AKRON—Myers Industries Inc. has ambitious growth plans under President and CEO Michael McGaugh.
The publicly held firm aims to grow both organically and through acquisitions to reach annual sales of $1 billion by the end of 2023. Myers posted sales of just over $500 million in 2020.
"We're in the early innings of our growth journey, but we're committed to growth," McGaugh said March 17 during the online Plastics News Executive Forum.
Myers has made several acquisitions in recent years and is looking for more. Most recently, the firm in November acquired Elkhart Plastics Inc. of South Bend, Ind., one of North America's 10 largest rotational molders.
Myers' $62.5 million deal for Elkhart is "a perfect example" of Myers' strategy, in that it expands the firm's presence in its existing technologies, McGaugh said. Myers' Ameri-Kart unit already was a leading rotomolder in the region.
Myers also does business in injection molding and blow molding under various brands, including Scepter, Akro-Mils and Buckhorn.
McGaugh joined Myers in March 2020. He most recently had been with building materials firm BMC Stock Holdings. Prior to BMC, McGaugh had a stint of almost 25 years with plastics and chemicals giant Dow Inc.
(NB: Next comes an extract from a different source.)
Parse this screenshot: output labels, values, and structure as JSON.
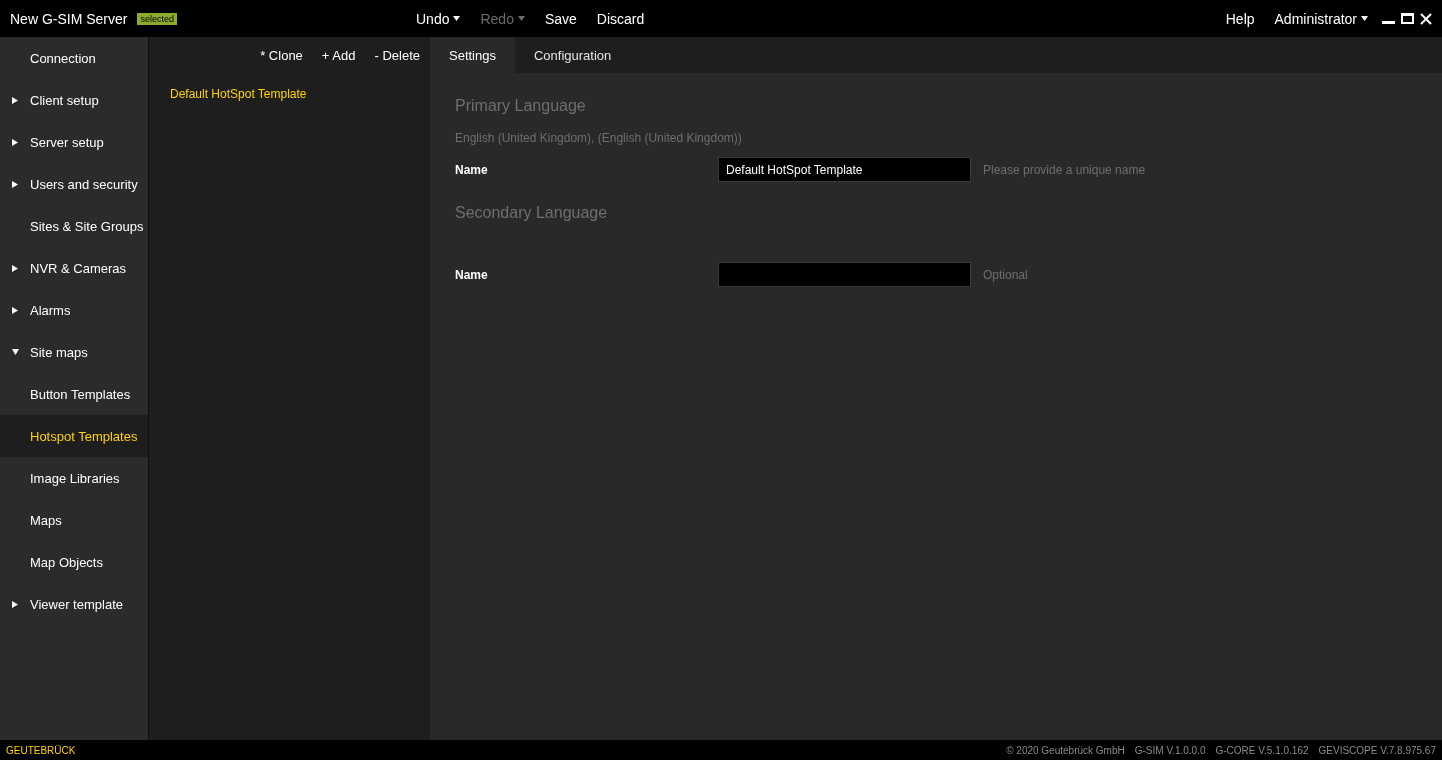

At Midland, Mich.-based Dow, McGaugh held various leadership roles, including vice president and general manager for Dow Building Solutions and global director of strategic marketing. Myers had been a Dow customer in McGaugh's time there. Former Dow executives James Gurnee, David Basque and Jeffrey Baker have joined Myers since McGaugh became CEO. All three had worked for Dow for 30-plus years.
Myers now has a growth plan of three three-year horizons starting in 2020, The first horizon centers on organic growth and mergers and acquisitions, with the second on North American M&A and the third on global M&A. At the end of that nine-year period, officials want Myers to have sales of $3 billion or more.
"We feel very strongly that we can hit these milestones," McGaugh said.
Myers now generates 75 percent of its sales from plastics processing—primarily storage containers and similar products—with the remainder coming from the tire market in repair and retreads. Through acquisitions, McGaugh said the firm's 55 sales reps now have access to three plastics technologies—injection molding, blow molding and rotational molding—instead of smaller numbers focused on a single technology.
Recently, Myers had a longtime rotomolding customer that was unable to get blow molded products because of COVID-19 conditions and was about to limit production as a result. McGaugh said Myers' Scepter blow molding unit was able to find a solution for the customer "in a matter of days."
He also cited a recent example of another rotomolding customer that wasn't able to get injection molded and blow molded products that it needed. Myers again was able to find a solution.
"There's power in cross-selling," McGaugh said. "Those opportunities pay off."
Like many firms, Myers is working its way through the COVID-19 pandemic. "When I had my first board meeting, I had only met our human resources leader and our general counsel," McGaugh said.
"But this too shall pass," he added. "We wanted to double down on our focus on growth when other companies were distracted."